Rick, there is probably not much inside the ASICs...the whole concept of software defined networks is that switch can be very simple like a cross-bar, has tons of very high speed IOs and all packet processing functions are done in very faast processor outside the switch core...we are moving back to cheap but dumb switches...Kris
SDN starts from openness. The primary goal is to ease management and potentially improve network utilization. To me, a consortium shall be formed and a set of standards shall be agreed among different vendors to ensure active routing/switching reconfiguration can be in a larger scale. I can understand the benefit of proprietary solution to a company. I believe the power of standard and agreement to a bigger scale.
I have not designed a networking ASIC for at least 10 years but still remember few things on the topic ;-).You probably need 1 Tb/s aggregate bandwidth (or more) so with 10 Gb/s per pin (differential) that requires 400 pins. Plus ground, power, control etc. Can be 1000+ IO pins at the end. Plus billion little muxes inside the core. Requires careful engineering, probably cost few million $ to tape-out but no smart packet processing as it is done today (famers, packet processors, etc) which will be done elsewhere.

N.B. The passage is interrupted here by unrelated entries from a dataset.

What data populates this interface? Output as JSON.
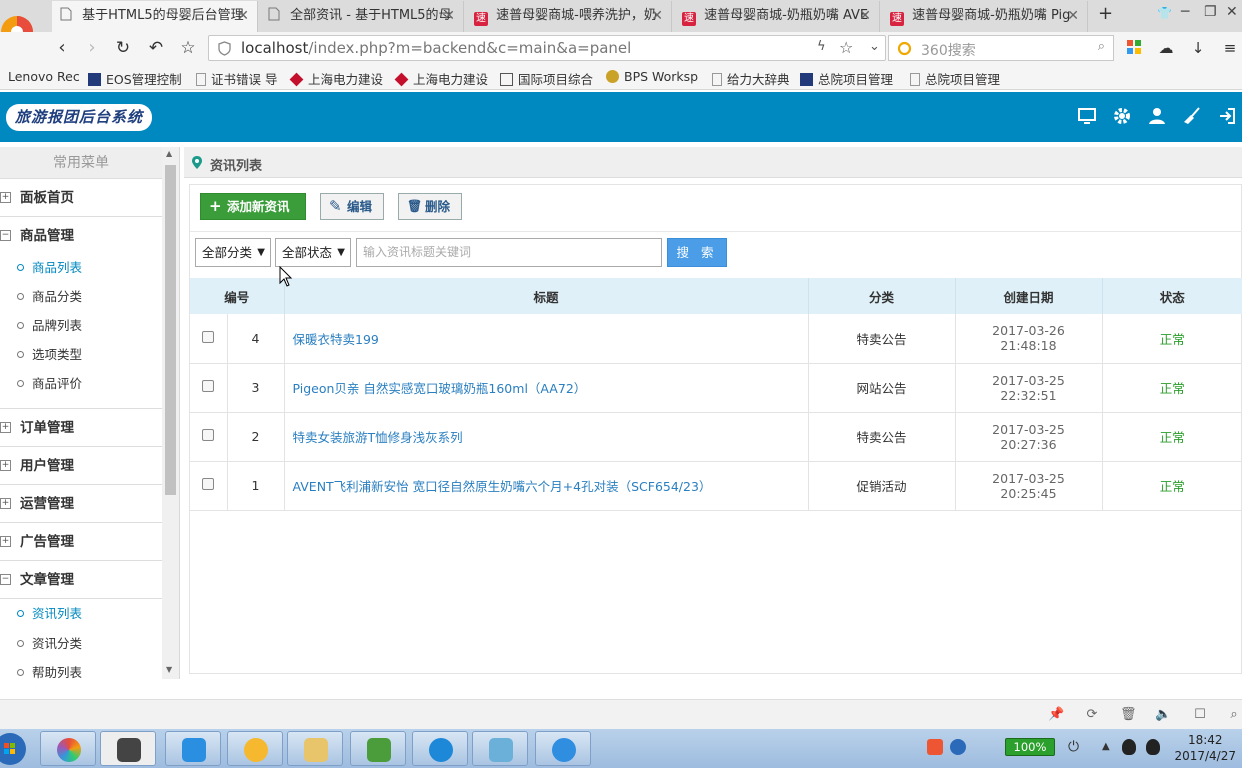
{
  "browser": {
    "tabs": [
      {
        "title": "基于HTML5的母婴后台管理",
        "active": true
      },
      {
        "title": "全部资讯 - 基于HTML5的母",
        "active": false
      },
      {
        "title": "速普母婴商城-喂养洗护，奶",
        "active": false
      },
      {
        "title": "速普母婴商城-奶瓶奶嘴 AVE",
        "active": false
      },
      {
        "title": "速普母婴商城-奶瓶奶嘴 Pig",
        "active": false
      }
    ],
    "new_tab": "+",
    "close": "✕",
    "site_icon_text": "速",
    "url_host": "localhost",
    "url_path": "/index.php?m=backend&c=main&a=panel",
    "search_placeholder": "360搜索",
    "bookmarks": [
      "Lenovo Rec",
      "EOS管理控制",
      "证书错误 导",
      "上海电力建设",
      "上海电力建设",
      "国际项目综合",
      "BPS Worksp",
      "给力大辞典",
      "总院项目管理",
      "总院项目管理"
    ]
  },
  "app": {
    "title": "旅游报团后台系统",
    "header_icons": [
      "monitor-icon",
      "gear-icon",
      "user-icon",
      "broom-icon",
      "logout-icon"
    ]
  },
  "sidebar": {
    "title": "常用菜单",
    "groups": [
      {
        "label": "面板首页",
        "mark": "+"
      },
      {
        "label": "商品管理",
        "mark": "−"
      },
      {
        "label": "订单管理",
        "mark": "+"
      },
      {
        "label": "用户管理",
        "mark": "+"
      },
      {
        "label": "运营管理",
        "mark": "+"
      },
      {
        "label": "广告管理",
        "mark": "+"
      },
      {
        "label": "文章管理",
        "mark": "−"
      }
    ],
    "goods_items": [
      "商品列表",
      "商品分类",
      "品牌列表",
      "选项类型",
      "商品评价"
    ],
    "article_items": [
      "资讯列表",
      "资讯分类",
      "帮助列表"
    ]
  },
  "breadcrumb": "资讯列表",
  "toolbar": {
    "add_label": "添加新资讯",
    "add_icon": "+",
    "edit_label": "编辑",
    "edit_icon": "✎",
    "delete_label": "删除",
    "delete_icon": "🗑"
  },
  "filters": {
    "category": "全部分类",
    "status": "全部状态",
    "arrow": "▼",
    "keyword_placeholder": "输入资讯标题关键词",
    "search_label": "搜 索"
  },
  "table": {
    "headers": [
      "编号",
      "标题",
      "分类",
      "创建日期",
      "状态"
    ],
    "rows": [
      {
        "id": "4",
        "title": "保暖衣特卖199",
        "category": "特卖公告",
        "date": "2017-03-26",
        "time": "21:48:18",
        "status": "正常"
      },
      {
        "id": "3",
        "title": "Pigeon贝亲 自然实感宽口玻璃奶瓶160ml（AA72）",
        "category": "网站公告",
        "date": "2017-03-25",
        "time": "22:32:51",
        "status": "正常"
      },
      {
        "id": "2",
        "title": "特卖女装旅游T恤修身浅灰系列",
        "category": "特卖公告",
        "date": "2017-03-25",
        "time": "20:27:36",
        "status": "正常"
      },
      {
        "id": "1",
        "title": "AVENT飞利浦新安怡 宽口径自然原生奶嘴六个月+4孔对装（SCF654/23）",
        "category": "促销活动",
        "date": "2017-03-25",
        "time": "20:25:45",
        "status": "正常"
      }
    ]
  },
  "taskbar": {
    "battery": "100%",
    "time": "18:42",
    "date": "2017/4/27"
  },
  "colors": {
    "header": "#0088c0",
    "link": "#2a7fc0",
    "status_ok": "#2a9d2a",
    "add_button": "#3a9d3a",
    "search_button": "#4a9de6"
  }
}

The bottom line is that it's still a matter of N-to-N connections and no software can solve that problem. BTW, in today's complex routers there is lots of software already so the software component is not new, it is just executed somewhere else so networking can be controlled by the box operator not by the box manufacturer.
At the end all the software can do to help get packets where they need to go is simplify the core switching problem to something like a cross-bar, you can't go simpler than that! BTW, all switching concept are very elegantly explained by Carl McCrosky is our Wiley book "Network Infrastructure and Architecture: Designing High-Availability Networks".
Looking forward to your interview with Insieme folks! Kris
What are the engineering and design challenges in creating successful IoT devices? These devices are usually small, resource-constrained electronics designed to sense, collect, send, and/or interpret data. Some of the devices need to be smart enough to act upon data in real time, 24/7. Are the design challenges the same as with embedded systems, but with a little developer- and IT-skills added in? What do engineers need to know? Rick Merritt talks with two experts about the tools and best options for designing IoT devices in 2016. Specifically the guests will discuss sensors, security, and lessons from IoT deployments.